━━━━━ EXERCISE DATA ━━━━━

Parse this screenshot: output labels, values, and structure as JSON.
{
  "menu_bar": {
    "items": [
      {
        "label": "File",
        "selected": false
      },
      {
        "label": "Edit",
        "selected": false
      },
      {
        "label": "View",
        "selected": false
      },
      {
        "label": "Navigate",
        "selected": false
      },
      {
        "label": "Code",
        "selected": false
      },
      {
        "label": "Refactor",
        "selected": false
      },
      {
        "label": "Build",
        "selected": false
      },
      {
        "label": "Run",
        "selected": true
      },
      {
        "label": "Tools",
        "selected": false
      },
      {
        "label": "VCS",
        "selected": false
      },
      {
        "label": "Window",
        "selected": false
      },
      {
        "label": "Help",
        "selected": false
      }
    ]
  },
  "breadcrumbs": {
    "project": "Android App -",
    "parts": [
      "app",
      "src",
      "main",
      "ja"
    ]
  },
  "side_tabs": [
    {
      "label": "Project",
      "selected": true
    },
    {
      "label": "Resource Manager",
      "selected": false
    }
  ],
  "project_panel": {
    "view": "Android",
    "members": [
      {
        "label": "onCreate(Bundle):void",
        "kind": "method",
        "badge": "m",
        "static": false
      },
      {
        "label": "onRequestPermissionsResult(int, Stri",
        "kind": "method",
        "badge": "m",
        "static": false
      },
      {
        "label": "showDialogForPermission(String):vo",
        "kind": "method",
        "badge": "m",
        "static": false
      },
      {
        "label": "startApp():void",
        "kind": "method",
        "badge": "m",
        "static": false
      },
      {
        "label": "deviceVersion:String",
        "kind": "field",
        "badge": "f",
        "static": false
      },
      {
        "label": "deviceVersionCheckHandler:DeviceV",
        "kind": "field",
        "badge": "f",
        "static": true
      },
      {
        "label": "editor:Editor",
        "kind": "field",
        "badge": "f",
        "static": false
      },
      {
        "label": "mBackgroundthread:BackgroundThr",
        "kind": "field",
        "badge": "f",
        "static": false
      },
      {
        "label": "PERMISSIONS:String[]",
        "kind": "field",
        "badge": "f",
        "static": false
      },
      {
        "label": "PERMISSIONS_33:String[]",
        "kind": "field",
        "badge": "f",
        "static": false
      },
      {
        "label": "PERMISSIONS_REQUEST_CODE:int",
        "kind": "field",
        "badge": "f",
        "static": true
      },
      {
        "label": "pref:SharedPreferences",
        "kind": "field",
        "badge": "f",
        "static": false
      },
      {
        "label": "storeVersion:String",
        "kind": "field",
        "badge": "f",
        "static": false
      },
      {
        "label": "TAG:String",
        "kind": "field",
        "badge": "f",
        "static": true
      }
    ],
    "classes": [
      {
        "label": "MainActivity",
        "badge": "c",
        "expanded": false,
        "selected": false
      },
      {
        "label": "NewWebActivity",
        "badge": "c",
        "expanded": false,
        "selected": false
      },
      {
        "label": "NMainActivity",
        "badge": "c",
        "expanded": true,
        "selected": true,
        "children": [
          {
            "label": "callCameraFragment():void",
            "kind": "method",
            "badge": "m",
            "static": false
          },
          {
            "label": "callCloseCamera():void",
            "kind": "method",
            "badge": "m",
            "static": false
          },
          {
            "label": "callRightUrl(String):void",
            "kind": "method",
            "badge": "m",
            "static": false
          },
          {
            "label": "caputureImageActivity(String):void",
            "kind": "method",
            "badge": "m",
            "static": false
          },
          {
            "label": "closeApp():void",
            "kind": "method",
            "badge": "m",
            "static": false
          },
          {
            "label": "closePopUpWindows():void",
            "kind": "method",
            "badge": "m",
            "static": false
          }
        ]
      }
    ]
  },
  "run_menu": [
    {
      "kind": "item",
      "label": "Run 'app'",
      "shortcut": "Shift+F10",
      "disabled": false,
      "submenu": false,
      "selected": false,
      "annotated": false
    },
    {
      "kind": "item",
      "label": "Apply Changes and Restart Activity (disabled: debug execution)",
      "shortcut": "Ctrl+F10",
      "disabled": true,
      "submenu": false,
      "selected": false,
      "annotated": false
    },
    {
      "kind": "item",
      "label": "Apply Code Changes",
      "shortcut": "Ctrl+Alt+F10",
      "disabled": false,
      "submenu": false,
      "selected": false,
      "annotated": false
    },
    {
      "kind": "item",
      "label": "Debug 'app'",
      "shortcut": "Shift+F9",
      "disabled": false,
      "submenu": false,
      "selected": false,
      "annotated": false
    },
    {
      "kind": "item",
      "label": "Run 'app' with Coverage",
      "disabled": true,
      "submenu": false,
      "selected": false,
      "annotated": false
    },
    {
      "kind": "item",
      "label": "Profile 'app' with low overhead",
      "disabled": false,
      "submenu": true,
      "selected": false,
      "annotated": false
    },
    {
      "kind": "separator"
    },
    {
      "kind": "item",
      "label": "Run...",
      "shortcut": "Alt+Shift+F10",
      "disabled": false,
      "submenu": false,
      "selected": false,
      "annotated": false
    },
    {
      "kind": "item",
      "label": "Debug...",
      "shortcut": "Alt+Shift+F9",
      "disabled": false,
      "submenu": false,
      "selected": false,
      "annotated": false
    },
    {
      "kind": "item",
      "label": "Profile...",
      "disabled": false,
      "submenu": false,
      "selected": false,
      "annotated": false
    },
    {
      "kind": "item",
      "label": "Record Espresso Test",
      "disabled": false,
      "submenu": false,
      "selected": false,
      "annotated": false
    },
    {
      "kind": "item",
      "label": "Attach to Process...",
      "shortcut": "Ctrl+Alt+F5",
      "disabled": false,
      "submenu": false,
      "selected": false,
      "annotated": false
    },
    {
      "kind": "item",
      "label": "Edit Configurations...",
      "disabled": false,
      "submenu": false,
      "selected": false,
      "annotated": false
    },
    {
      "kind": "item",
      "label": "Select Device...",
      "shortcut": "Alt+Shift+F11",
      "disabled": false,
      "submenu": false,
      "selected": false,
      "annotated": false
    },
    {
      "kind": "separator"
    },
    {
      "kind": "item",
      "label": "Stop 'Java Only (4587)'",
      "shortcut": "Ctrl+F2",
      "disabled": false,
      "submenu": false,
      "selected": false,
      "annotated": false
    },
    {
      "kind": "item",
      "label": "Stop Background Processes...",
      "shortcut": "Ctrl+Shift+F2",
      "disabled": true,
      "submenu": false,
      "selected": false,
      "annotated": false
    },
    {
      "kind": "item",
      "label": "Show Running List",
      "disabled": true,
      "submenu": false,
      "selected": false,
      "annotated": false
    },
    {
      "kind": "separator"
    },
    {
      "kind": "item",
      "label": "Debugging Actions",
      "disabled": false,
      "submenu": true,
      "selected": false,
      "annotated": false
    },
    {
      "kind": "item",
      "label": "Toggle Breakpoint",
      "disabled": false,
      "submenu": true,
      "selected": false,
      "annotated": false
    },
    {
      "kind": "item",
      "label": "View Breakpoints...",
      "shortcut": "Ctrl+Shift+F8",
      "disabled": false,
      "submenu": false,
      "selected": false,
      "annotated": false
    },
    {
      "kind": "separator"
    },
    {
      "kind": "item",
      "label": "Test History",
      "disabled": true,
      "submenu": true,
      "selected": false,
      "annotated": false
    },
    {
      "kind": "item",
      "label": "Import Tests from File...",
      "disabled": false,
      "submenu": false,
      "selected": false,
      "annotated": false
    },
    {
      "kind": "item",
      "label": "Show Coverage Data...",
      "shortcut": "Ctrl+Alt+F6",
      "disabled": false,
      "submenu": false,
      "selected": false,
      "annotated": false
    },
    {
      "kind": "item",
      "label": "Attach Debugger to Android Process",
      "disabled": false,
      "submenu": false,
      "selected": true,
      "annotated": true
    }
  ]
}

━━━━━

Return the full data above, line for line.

Parse this screenshot: output labels, values, and structure as JSON.
{
  "menu_bar": {
    "items": [
      {
        "label": "File",
        "selected": false
      },
      {
        "label": "Edit",
        "selected": false
      },
      {
        "label": "View",
        "selected": false
      },
      {
        "label": "Navigate",
        "selected": false
      },
      {
        "label": "Code",
        "selected": false
      },
      {
        "label": "Refactor",
        "selected": false
      },
      {
        "label": "Build",
        "selected": false
      },
      {
        "label": "Run",
        "selected": true
      },
      {
        "label": "Tools",
        "selected": false
      },
      {
        "label": "VCS",
        "selected": false
      },
      {
        "label": "Window",
        "selected": false
      },
      {
        "label": "Help",
        "selected": false
      }
    ]
  },
  "breadcrumbs": {
    "project": "Android App -",
    "parts": [
      "app",
      "src",
      "main",
      "ja"
    ]
  },
  "side_tabs": [
    {
      "label": "Project",
      "selected": true
    },
    {
      "label": "Resource Manager",
      "selected": false
    }
  ],
  "project_panel": {
    "view": "Android",
    "members": [
      {
        "label": "onCreate(Bundle):void",
        "kind": "method",
        "badge": "m",
        "static": false
      },
      {
        "label": "onRequestPermissionsResult(int, Stri",
        "kind": "method",
        "badge": "m",
        "static": false
      },
      {
        "label": "showDialogForPermission(String):vo",
        "kind": "method",
        "badge": "m",
        "static": false
      },
      {
        "label": "startApp():void",
        "kind": "method",
        "badge": "m",
        "static": false
      },
      {
        "label": "deviceVersion:String",
        "kind": "field",
        "badge": "f",
        "static": false
      },
      {
        "label": "deviceVersionCheckHandler:DeviceV",
        "kind": "field",
        "badge": "f",
        "static": true
      },
      {
        "label": "editor:Editor",
        "kind": "field",
        "badge": "f",
        "static": false
      },
      {
        "label": "mBackgroundthread:BackgroundThr",
        "kind": "field",
        "badge": "f",
        "static": false
      },
      {
        "label": "PERMISSIONS:String[]",
        "kind": "field",
        "badge": "f",
        "static": false
      },
      {
        "label": "PERMISSIONS_33:String[]",
        "kind": "field",
        "badge": "f",
        "static": false
      },
      {
        "label": "PERMISSIONS_REQUEST_CODE:int",
        "kind": "field",
        "badge": "f",
        "static": true
      },
      {
        "label": "pref:SharedPreferences",
        "kind": "field",
        "badge": "f",
        "static": false
      },
      {
        "label": "storeVersion:String",
        "kind": "field",
        "badge": "f",
        "static": false
      },
      {
        "label": "TAG:String",
        "kind": "field",
        "badge": "f",
        "static": true
      }
    ],
    "classes": [
      {
        "label": "MainActivity",
        "badge": "c",
        "expanded": false,
        "selected": false
      },
      {
        "label": "NewWebActivity",
        "badge": "c",
        "expanded": false,
        "selected": false
      },
      {
        "label": "NMainActivity",
        "badge": "c",
        "expanded": true,
        "selected": true,
        "children": [
          {
            "label": "callCameraFragment():void",
            "kind": "method",
            "badge": "m",
            "static": false
          },
          {
            "label": "callCloseCamera():void",
            "kind": "method",
            "badge": "m",
            "static": false
          },
          {
            "label": "callRightUrl(String):void",
            "kind": "method",
            "badge": "m",
            "static": false
          },
          {
            "label": "caputureImageActivity(String):void",
            "kind": "method",
            "badge": "m",
            "static": false
          },
          {
            "label": "closeApp():void",
            "kind": "method",
            "badge": "m",
            "static": false
          },
          {
            "label": "closePopUpWindows():void",
            "kind": "method",
            "badge": "m",
            "static": false
          }
        ]
      }
    ]
  },
  "run_menu": [
    {
      "kind": "item",
      "label": "Run 'app'",
      "shortcut": "Shift+F10",
      "disabled": false,
      "submenu": false,
      "selected": false,
      "annotated": false
    },
    {
      "kind": "item",
      "label": "Apply Changes and Restart Activity (disabled: debug execution)",
      "shortcut": "Ctrl+F10",
      "disabled": true,
      "submenu": false,
      "selected": false,
      "annotated": false
    },
    {
      "kind": "item",
      "label": "Apply Code Changes",
      "shortcut": "Ctrl+Alt+F10",
      "disabled": false,
      "submenu": false,
      "selected": false,
      "annotated": false
    },
    {
      "kind": "item",
      "label": "Debug 'app'",
      "shortcut": "Shift+F9",
      "disabled": false,
      "submenu": false,
      "selected": false,
      "annotated": false
    },
    {
      "kind": "item",
      "label": "Run 'app' with Coverage",
      "disabled": true,
      "submenu": false,
      "selected": false,
      "annotated": false
    },
    {
      "kind": "item",
      "label": "Profile 'app' with low overhead",
      "disabled": false,
      "submenu": true,
      "selected": false,
      "annotated": false
    },
    {
      "kind": "separator"
    },
    {
      "kind": "item",
      "label": "Run...",
      "shortcut": "Alt+Shift+F10",
      "disabled": false,
      "submenu": false,
      "selected": false,
      "annotated": false
    },
    {
      "kind": "item",
      "label": "Debug...",
      "shortcut": "Alt+Shift+F9",
      "disabled": false,
      "submenu": false,
      "selected": false,
      "annotated": false
    },
    {
      "kind": "item",
      "label": "Profile...",
      "disabled": false,
      "submenu": false,
      "selected": false,
      "annotated": false
    },
    {
      "kind": "item",
      "label": "Record Espresso Test",
      "disabled": false,
      "submenu": false,
      "selected": false,
      "annotated": false
    },
    {
      "kind": "item",
      "label": "Attach to Process...",
      "shortcut": "Ctrl+Alt+F5",
      "disabled": false,
      "submenu": false,
      "selected": false,
      "annotated": false
    },
    {
      "kind": "item",
      "label": "Edit Configurations...",
      "disabled": false,
      "submenu": false,
      "selected": false,
      "annotated": false
    },
    {
      "kind": "item",
      "label": "Select Device...",
      "shortcut": "Alt+Shift+F11",
      "disabled": false,
      "submenu": false,
      "selected": false,
      "annotated": false
    },
    {
      "kind": "separator"
    },
    {
      "kind": "item",
      "label": "Stop 'Java Only (4587)'",
      "shortcut": "Ctrl+F2",
      "disabled": false,
      "submenu": false,
      "selected": false,
      "annotated": false
    },
    {
      "kind": "item",
      "label": "Stop Background Processes...",
      "shortcut": "Ctrl+Shift+F2",
      "disabled": true,
      "submenu": false,
      "selected": false,
      "annotated": false
    },
    {
      "kind": "item",
      "label": "Show Running List",
      "disabled": true,
      "submenu": false,
      "selected": false,
      "annotated": false
    },
    {
      "kind": "separator"
    },
    {
      "kind": "item",
      "label": "Debugging Actions",
      "disabled": false,
      "submenu": true,
      "selected": false,
      "annotated": false
    },
    {
      "kind": "item",
      "label": "Toggle Breakpoint",
      "disabled": false,
      "submenu": true,
      "selected": false,
      "annotated": false
    },
    {
      "kind": "item",
      "label": "View Breakpoints...",
      "shortcut": "Ctrl+Shift+F8",
      "disabled": false,
      "submenu": false,
      "selected": false,
      "annotated": false
    },
    {
      "kind": "separator"
    },
    {
      "kind": "item",
      "label": "Test History",
      "disabled": true,
      "submenu": true,
      "selected": false,
      "annotated": false
    },
    {
      "kind": "item",
      "label": "Import Tests from File...",
      "disabled": false,
      "submenu": false,
      "selected": false,
      "annotated": false
    },
    {
      "kind": "item",
      "label": "Show Coverage Data...",
      "shortcut": "Ctrl+Alt+F6",
      "disabled": false,
      "submenu": false,
      "selected": false,
      "annotated": false
    },
    {
      "kind": "item",
      "label": "Attach Debugger to Android Process",
      "disabled": false,
      "submenu": false,
      "selected": true,
      "annotated": true
    }
  ]
}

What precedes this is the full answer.